PHIL 230Moral Theory and Practice3
PHIL 235Ethical Issues in a Diverse Society3
PHIL 320Existentialism3
PHIL 330Ethical Theory3
PHIL 331Moral Problems in Medicine3
PHIL 332Philosophy of Law3
PHIL 334Environmental Ethics3
PHIL 335Social and Political Philosophy3
or PHIL 535 Contemporary Political Philosophy
PHIL 336Bioethics and Biotechnology3
PHIL 343Philosophy of Technology3
PHIL 430Value Theory3
PHIL 450Agency and Free Will3


ACCT 489Corporate Social Responsibility Reporting3
A B E 388Sustainable Engineering and International Development3
ANTHR 220Globalization and Sustainability3
ANTHR 230Globalization and the Human Condition3
CPR E 234Legal, Professional, and Ethical Issues in Cyber Systems3
ECON 321Economics of Discrimination3
ECON 362Applied Ethics in Agricultural Business3
EDUC 205Social Foundations of Education in the United States: Early Childhood and Elementary Education3
EDUC 405Social Justice Education and Teaching: Early Childhood and Elementary3
EDUC 481Philosophy of Education3
or EDUC 581 Philosophy of Education
ENGR 327Voices of Public Policy3
ENTSP 410Social Entrepreneurship3
GLOBE 220Globalization and Sustainability3
JL MC 462Media Ethics, Freedom, Responsibility3
MGMT 372Ethical and Responsible Management3
NREM 460Controversies in Natural Resource Management3
N S 412Leadership and Ethics3
PHIL 338Feminist Philosophy3
PHIL 339Liberty and Law in America3
POL S 235Introduction to Ethics and Politics3
POL S 480Ethics and Public Policy3
RELIG 360Religion and Ethics3
RELIG 370Religion and Politics3
RELIG 380Catholic Social Thought3
SOC 334Politics and Society3
WGS 160Gender Justice1

Philosophy - Graduate Study
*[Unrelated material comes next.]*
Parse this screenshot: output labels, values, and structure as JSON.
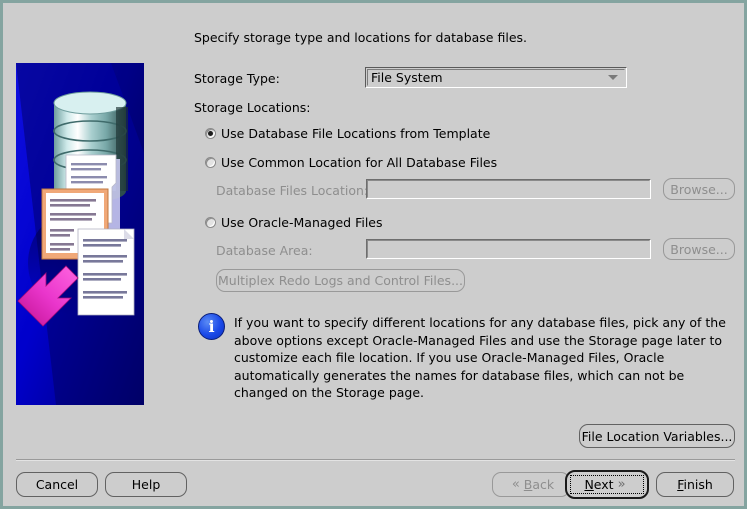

The department offers work for a graduate minor in philosophy. For those taking the M.A. or M.S., the minor requirement is two courses above 300 (but not PHIL 490), each taken in conjunction with PHIL 590. For those taking the Ph.D., the requirement is four courses above 300, at least one of which is above 400 (but not PHIL 490), each taken in conjunction with PHIL 590. Interested students should ask the chair to assign a minor advisor.

The department participates in the interdepartmental program in general graduate studies.